▶ _DATA FOR THIS TASK_
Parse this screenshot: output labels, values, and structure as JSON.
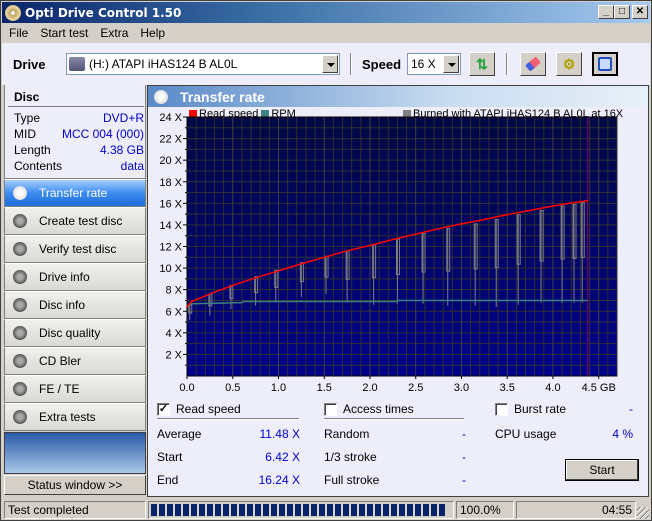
{
  "window": {
    "title": "Opti Drive Control 1.50",
    "controls": [
      "minimize",
      "maximize",
      "close"
    ]
  },
  "menu": [
    "File",
    "Start test",
    "Extra",
    "Help"
  ],
  "toolbar": {
    "drive_label": "Drive",
    "drive_value": "(H:)  ATAPI iHAS124   B AL0L",
    "speed_label": "Speed",
    "speed_value": "16 X",
    "buttons": [
      "refresh-icon",
      "eraser-icon",
      "settings-icon",
      "save-icon"
    ]
  },
  "disc": {
    "title": "Disc",
    "rows": [
      {
        "label": "Type",
        "value": "DVD+R"
      },
      {
        "label": "MID",
        "value": "MCC 004 (000)"
      },
      {
        "label": "Length",
        "value": "4.38 GB"
      },
      {
        "label": "Contents",
        "value": "data"
      }
    ]
  },
  "nav": [
    {
      "label": "Transfer rate",
      "active": true
    },
    {
      "label": "Create test disc"
    },
    {
      "label": "Verify test disc"
    },
    {
      "label": "Drive info"
    },
    {
      "label": "Disc info"
    },
    {
      "label": "Disc quality"
    },
    {
      "label": "CD Bler"
    },
    {
      "label": "FE / TE"
    },
    {
      "label": "Extra tests"
    }
  ],
  "status_window_label": "Status window >>",
  "panel": {
    "title": "Transfer rate",
    "legend": {
      "read_speed": "Read speed",
      "rpm": "RPM",
      "burned": "Burned with ATAPI iHAS124   B AL0L at 16X"
    },
    "colors": {
      "read_speed": "#ff0000",
      "rpm": "#408080",
      "burned": "#808080",
      "plot_bg_top": "#000840",
      "plot_bg_bottom": "#000090",
      "grid": "#303030",
      "end_marker": "#800080"
    }
  },
  "chart_data": {
    "type": "line",
    "title": "Transfer rate",
    "xlabel": "GB",
    "ylabel": "",
    "xlim": [
      0,
      4.7
    ],
    "ylim": [
      0,
      24
    ],
    "x_ticks": [
      "0.0",
      "0.5",
      "1.0",
      "1.5",
      "2.0",
      "2.5",
      "3.0",
      "3.5",
      "4.0",
      "4.5 GB"
    ],
    "x_tick_values": [
      0,
      0.5,
      1.0,
      1.5,
      2.0,
      2.5,
      3.0,
      3.5,
      4.0,
      4.5
    ],
    "y_ticks": [
      "2 X",
      "4 X",
      "6 X",
      "8 X",
      "10 X",
      "12 X",
      "14 X",
      "16 X",
      "18 X",
      "20 X",
      "22 X",
      "24 X"
    ],
    "y_tick_values": [
      2,
      4,
      6,
      8,
      10,
      12,
      14,
      16,
      18,
      20,
      22,
      24
    ],
    "grid": true,
    "legend_position": "top",
    "series": [
      {
        "name": "Read speed",
        "x": [
          0.0,
          0.05,
          0.25,
          0.5,
          0.75,
          1.0,
          1.25,
          1.5,
          1.75,
          2.0,
          2.25,
          2.5,
          2.75,
          3.0,
          3.25,
          3.5,
          3.75,
          4.0,
          4.25,
          4.38
        ],
        "values": [
          6.42,
          6.9,
          7.6,
          8.4,
          9.1,
          9.75,
          10.4,
          11.0,
          11.6,
          12.1,
          12.65,
          13.15,
          13.65,
          14.1,
          14.5,
          14.95,
          15.35,
          15.75,
          16.1,
          16.24
        ]
      },
      {
        "name": "RPM",
        "x": [
          0.0,
          0.05,
          0.6,
          0.61,
          2.3,
          2.31,
          4.38
        ],
        "values": [
          6.5,
          6.7,
          6.8,
          6.9,
          6.9,
          7.0,
          7.0
        ]
      }
    ],
    "burn_spikes": {
      "name": "Burned with ATAPI iHAS124 B AL0L at 16X",
      "x": [
        0.03,
        0.25,
        0.48,
        0.75,
        0.97,
        1.25,
        1.52,
        1.75,
        2.04,
        2.3,
        2.58,
        2.85,
        3.15,
        3.38,
        3.62,
        3.87,
        4.1,
        4.23,
        4.32
      ],
      "top": [
        6.6,
        7.6,
        8.4,
        9.2,
        9.8,
        10.5,
        11.1,
        11.6,
        12.2,
        12.7,
        13.2,
        13.65,
        14.1,
        14.5,
        14.95,
        15.35,
        15.75,
        15.9,
        16.1
      ],
      "bottom": [
        5.2,
        5.6,
        6.2,
        6.5,
        6.9,
        7.3,
        7.6,
        6.8,
        6.6,
        6.7,
        6.7,
        6.5,
        6.5,
        6.4,
        6.6,
        6.8,
        6.8,
        6.8,
        6.8
      ]
    }
  },
  "options": {
    "read_speed": {
      "label": "Read speed",
      "checked": true
    },
    "access_times": {
      "label": "Access times",
      "checked": false
    },
    "burst_rate": {
      "label": "Burst rate",
      "checked": false,
      "value": "-"
    }
  },
  "stats": {
    "average": {
      "label": "Average",
      "value": "11.48 X"
    },
    "start": {
      "label": "Start",
      "value": "6.42 X"
    },
    "end": {
      "label": "End",
      "value": "16.24 X"
    },
    "random": {
      "label": "Random",
      "value": "-"
    },
    "third_stroke": {
      "label": "1/3 stroke",
      "value": "-"
    },
    "full_stroke": {
      "label": "Full stroke",
      "value": "-"
    },
    "cpu_usage": {
      "label": "CPU usage",
      "value": "4 %"
    }
  },
  "start_button": "Start",
  "statusbar": {
    "message": "Test completed",
    "progress_percent": 100.0,
    "progress_text": "100.0%",
    "elapsed": "04:55"
  }
}
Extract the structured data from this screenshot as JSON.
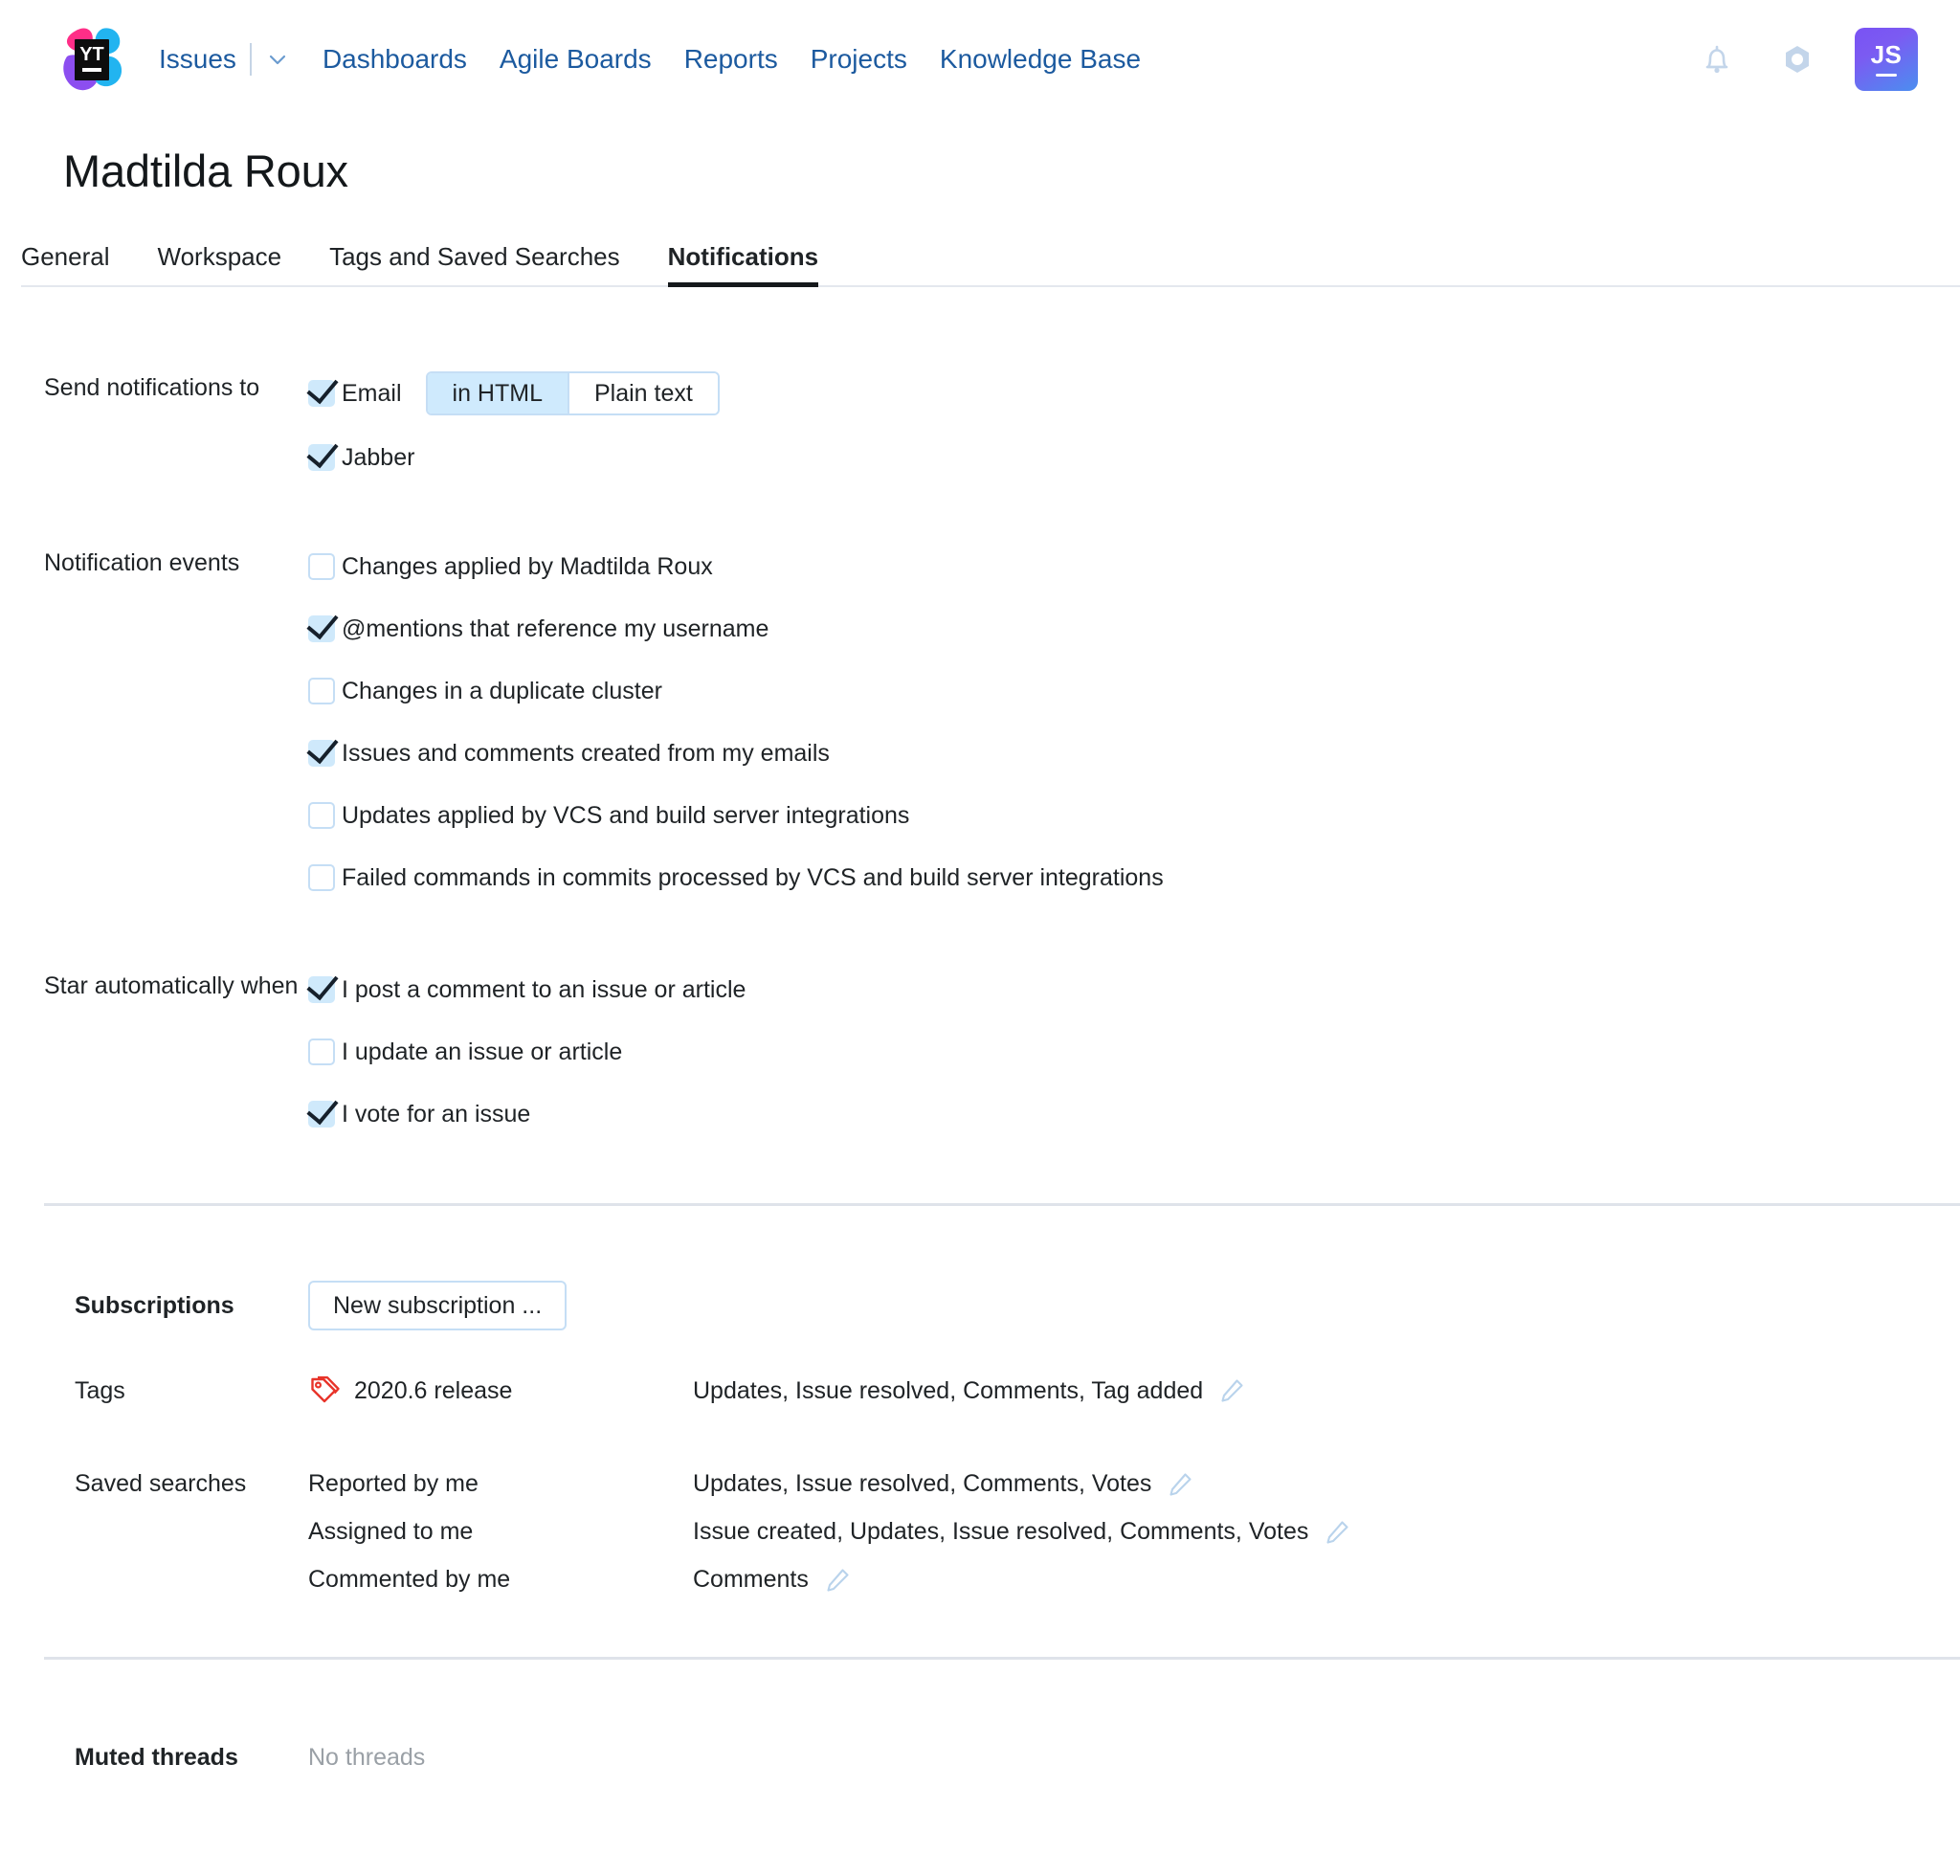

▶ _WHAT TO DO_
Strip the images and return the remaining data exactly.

▶ _RESULT BELOW_
Parse this screenshot: output labels, values, and structure as JSON.
{
  "window": {
    "title": "Opti Drive Control 1.50",
    "controls": [
      "minimize",
      "maximize",
      "close"
    ]
  },
  "menu": [
    "File",
    "Start test",
    "Extra",
    "Help"
  ],
  "toolbar": {
    "drive_label": "Drive",
    "drive_value": "(H:)  ATAPI iHAS124   B AL0L",
    "speed_label": "Speed",
    "speed_value": "16 X",
    "buttons": [
      "refresh-icon",
      "eraser-icon",
      "settings-icon",
      "save-icon"
    ]
  },
  "disc": {
    "title": "Disc",
    "rows": [
      {
        "label": "Type",
        "value": "DVD+R"
      },
      {
        "label": "MID",
        "value": "MCC 004 (000)"
      },
      {
        "label": "Length",
        "value": "4.38 GB"
      },
      {
        "label": "Contents",
        "value": "data"
      }
    ]
  },
  "nav": [
    {
      "label": "Transfer rate",
      "active": true
    },
    {
      "label": "Create test disc"
    },
    {
      "label": "Verify test disc"
    },
    {
      "label": "Drive info"
    },
    {
      "label": "Disc info"
    },
    {
      "label": "Disc quality"
    },
    {
      "label": "CD Bler"
    },
    {
      "label": "FE / TE"
    },
    {
      "label": "Extra tests"
    }
  ],
  "status_window_label": "Status window >>",
  "panel": {
    "title": "Transfer rate",
    "legend": {
      "read_speed": "Read speed",
      "rpm": "RPM",
      "burned": "Burned with ATAPI iHAS124   B AL0L at 16X"
    },
    "colors": {
      "read_speed": "#ff0000",
      "rpm": "#408080",
      "burned": "#808080",
      "plot_bg_top": "#000840",
      "plot_bg_bottom": "#000090",
      "grid": "#303030",
      "end_marker": "#800080"
    }
  },
  "chart_data": {
    "type": "line",
    "title": "Transfer rate",
    "xlabel": "GB",
    "ylabel": "",
    "xlim": [
      0,
      4.7
    ],
    "ylim": [
      0,
      24
    ],
    "x_ticks": [
      "0.0",
      "0.5",
      "1.0",
      "1.5",
      "2.0",
      "2.5",
      "3.0",
      "3.5",
      "4.0",
      "4.5 GB"
    ],
    "x_tick_values": [
      0,
      0.5,
      1.0,
      1.5,
      2.0,
      2.5,
      3.0,
      3.5,
      4.0,
      4.5
    ],
    "y_ticks": [
      "2 X",
      "4 X",
      "6 X",
      "8 X",
      "10 X",
      "12 X",
      "14 X",
      "16 X",
      "18 X",
      "20 X",
      "22 X",
      "24 X"
    ],
    "y_tick_values": [
      2,
      4,
      6,
      8,
      10,
      12,
      14,
      16,
      18,
      20,
      22,
      24
    ],
    "grid": true,
    "legend_position": "top",
    "series": [
      {
        "name": "Read speed",
        "x": [
          0.0,
          0.05,
          0.25,
          0.5,
          0.75,
          1.0,
          1.25,
          1.5,
          1.75,
          2.0,
          2.25,
          2.5,
          2.75,
          3.0,
          3.25,
          3.5,
          3.75,
          4.0,
          4.25,
          4.38
        ],
        "values": [
          6.42,
          6.9,
          7.6,
          8.4,
          9.1,
          9.75,
          10.4,
          11.0,
          11.6,
          12.1,
          12.65,
          13.15,
          13.65,
          14.1,
          14.5,
          14.95,
          15.35,
          15.75,
          16.1,
          16.24
        ]
      },
      {
        "name": "RPM",
        "x": [
          0.0,
          0.05,
          0.6,
          0.61,
          2.3,
          2.31,
          4.38
        ],
        "values": [
          6.5,
          6.7,
          6.8,
          6.9,
          6.9,
          7.0,
          7.0
        ]
      }
    ],
    "burn_spikes": {
      "name": "Burned with ATAPI iHAS124 B AL0L at 16X",
      "x": [
        0.03,
        0.25,
        0.48,
        0.75,
        0.97,
        1.25,
        1.52,
        1.75,
        2.04,
        2.3,
        2.58,
        2.85,
        3.15,
        3.38,
        3.62,
        3.87,
        4.1,
        4.23,
        4.32
      ],
      "top": [
        6.6,
        7.6,
        8.4,
        9.2,
        9.8,
        10.5,
        11.1,
        11.6,
        12.2,
        12.7,
        13.2,
        13.65,
        14.1,
        14.5,
        14.95,
        15.35,
        15.75,
        15.9,
        16.1
      ],
      "bottom": [
        5.2,
        5.6,
        6.2,
        6.5,
        6.9,
        7.3,
        7.6,
        6.8,
        6.6,
        6.7,
        6.7,
        6.5,
        6.5,
        6.4,
        6.6,
        6.8,
        6.8,
        6.8,
        6.8
      ]
    }
  },
  "options": {
    "read_speed": {
      "label": "Read speed",
      "checked": true
    },
    "access_times": {
      "label": "Access times",
      "checked": false
    },
    "burst_rate": {
      "label": "Burst rate",
      "checked": false,
      "value": "-"
    }
  },
  "stats": {
    "average": {
      "label": "Average",
      "value": "11.48 X"
    },
    "start": {
      "label": "Start",
      "value": "6.42 X"
    },
    "end": {
      "label": "End",
      "value": "16.24 X"
    },
    "random": {
      "label": "Random",
      "value": "-"
    },
    "third_stroke": {
      "label": "1/3 stroke",
      "value": "-"
    },
    "full_stroke": {
      "label": "Full stroke",
      "value": "-"
    },
    "cpu_usage": {
      "label": "CPU usage",
      "value": "4 %"
    }
  },
  "start_button": "Start",
  "statusbar": {
    "message": "Test completed",
    "progress_percent": 100.0,
    "progress_text": "100.0%",
    "elapsed": "04:55"
  }
}
Extract the structured data from this screenshot as JSON.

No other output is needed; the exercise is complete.